So...Im reading in 1 Thessalonians....v. 4

For we know, brothers loved by God, that he has chosen you, because our gospel came to you not only in word, but also in power and in the Holy Spirit and with full conviction

The conviction, the power and the Holy Spirit came not as the result of our choice, but of God's choice.


Gangster Government - the part about the auto industry/UAW is interesting.  I wish more Democrats would read it.  It's frightening, the ways that this administration has "stretched" the law, in order to punish those who disagree with them, and reward those who do.

God's Glory in Salvation through Judgment: A Biblical Theology - Starting from Genesis, the cycle of Law-Judgment-Mercy and salvation is clear.  Even in the Psalms and Proverbs, if you dig...and the author does.  I like the chart style "here it is, laid out" in every section.

Regarding Ducks and Universes - a fun sort of science fiction about traveling to a parallel universe and (maybe) meeting your alter.  I got this one when it was on the $.99 kindle special of the day, and I'm enjoying it for the "mind twinkie" that fiction should be.  😉

From "The Parables of Jesus: Entering, Growing, Living, and Finishing in God's Kingdom" by Terry Johnson.

We know that Jesus taught with parables (not the only way He taught, but (Johnson says) that whenever it is recorded that Jesus taught, He included parables.

He gives 5 related by slightly different definitions of "parable".

(1) "wise sayings of a pictorial kind" (Leon Morris, The Gospel According to Matthew, 354)
(2) "A story taken from real life (or a real-life situation) from which a moral or spiritual truth is drawn" (J.M.Boice)
(3) "an earthly story with a heavenly meaning" (an old Sunday School definition)
(4)"examples of popular story-telling that are meant to evoke a response and to strike a verdict" (A.M.Hunter, Interpreting the Parables")
(5) " a comparison, a putting of one thing beside another to make a point" (Robert F. Capon, The Parables of the Kingdom)

The parables are interesting because they sometimes turn what we "know" upside down.

"bad people are commended, good people are scolded and unanticipated pople are rewarded and punished" (p.16

The parables illuminate those with the key, but obscure it for those who do not.

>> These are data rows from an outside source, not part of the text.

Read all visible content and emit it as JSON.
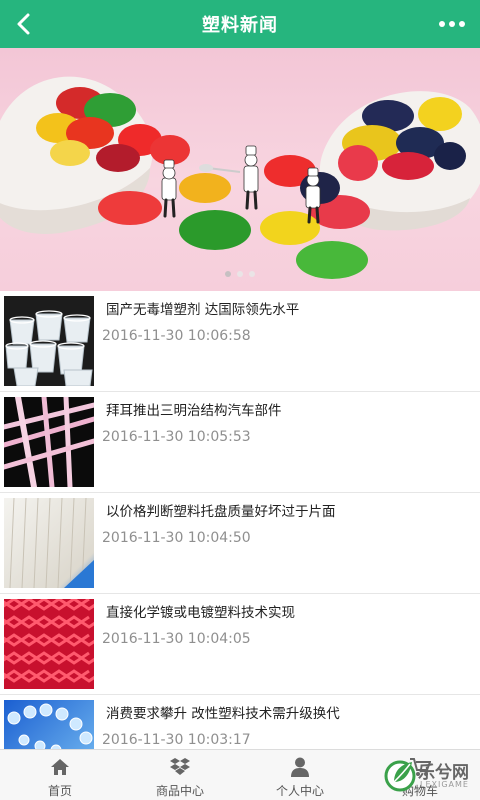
{
  "header": {
    "title": "塑料新闻"
  },
  "banner": {
    "slide_count": 3,
    "active_index": 0
  },
  "news": [
    {
      "title": "国产无毒增塑剂 达国际领先水平",
      "date": "2016-11-30 10:06:58"
    },
    {
      "title": "拜耳推出三明治结构汽车部件",
      "date": "2016-11-30 10:05:53"
    },
    {
      "title": "以价格判断塑料托盘质量好坏过于片面",
      "date": "2016-11-30 10:04:50"
    },
    {
      "title": "直接化学镀或电镀塑料技术实现",
      "date": "2016-11-30 10:04:05"
    },
    {
      "title": "消费要求攀升 改性塑料技术需升级换代",
      "date": "2016-11-30 10:03:17"
    }
  ],
  "bottom_nav": [
    {
      "label": "首页",
      "icon": "home-icon"
    },
    {
      "label": "商品中心",
      "icon": "box-icon"
    },
    {
      "label": "个人中心",
      "icon": "person-icon"
    },
    {
      "label": "购物车",
      "icon": "cart-icon"
    }
  ],
  "watermark": {
    "text": "乐兮网",
    "sub": "LEXIGAME"
  },
  "colors": {
    "primary": "#26b57e",
    "date_text": "#8f8f8f",
    "title_text": "#222222"
  }
}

The disciples had to ask about the parable of the sower.

Johnson says,

Jesus' answer is that parables are uniquely suited to the central principles of redemption in that they in fact both reveal the truth and veil it. They are illuminating for some and at the same time obscuring for others.

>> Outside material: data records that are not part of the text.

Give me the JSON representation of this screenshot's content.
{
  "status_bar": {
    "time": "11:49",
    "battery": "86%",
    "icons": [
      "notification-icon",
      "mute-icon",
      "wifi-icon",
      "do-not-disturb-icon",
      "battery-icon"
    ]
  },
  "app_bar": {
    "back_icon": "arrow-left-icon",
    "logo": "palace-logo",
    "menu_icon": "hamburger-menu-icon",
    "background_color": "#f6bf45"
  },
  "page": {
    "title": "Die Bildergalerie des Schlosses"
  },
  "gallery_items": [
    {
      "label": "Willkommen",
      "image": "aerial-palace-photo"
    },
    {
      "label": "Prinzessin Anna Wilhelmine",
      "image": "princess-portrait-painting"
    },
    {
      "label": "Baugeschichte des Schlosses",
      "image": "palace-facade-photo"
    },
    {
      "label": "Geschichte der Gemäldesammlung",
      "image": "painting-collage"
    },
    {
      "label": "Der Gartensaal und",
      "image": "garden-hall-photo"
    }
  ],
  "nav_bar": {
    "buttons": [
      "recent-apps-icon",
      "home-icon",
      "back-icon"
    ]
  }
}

  • do the definitions make sense?
  • why would Jesus use a confusing method of teaching?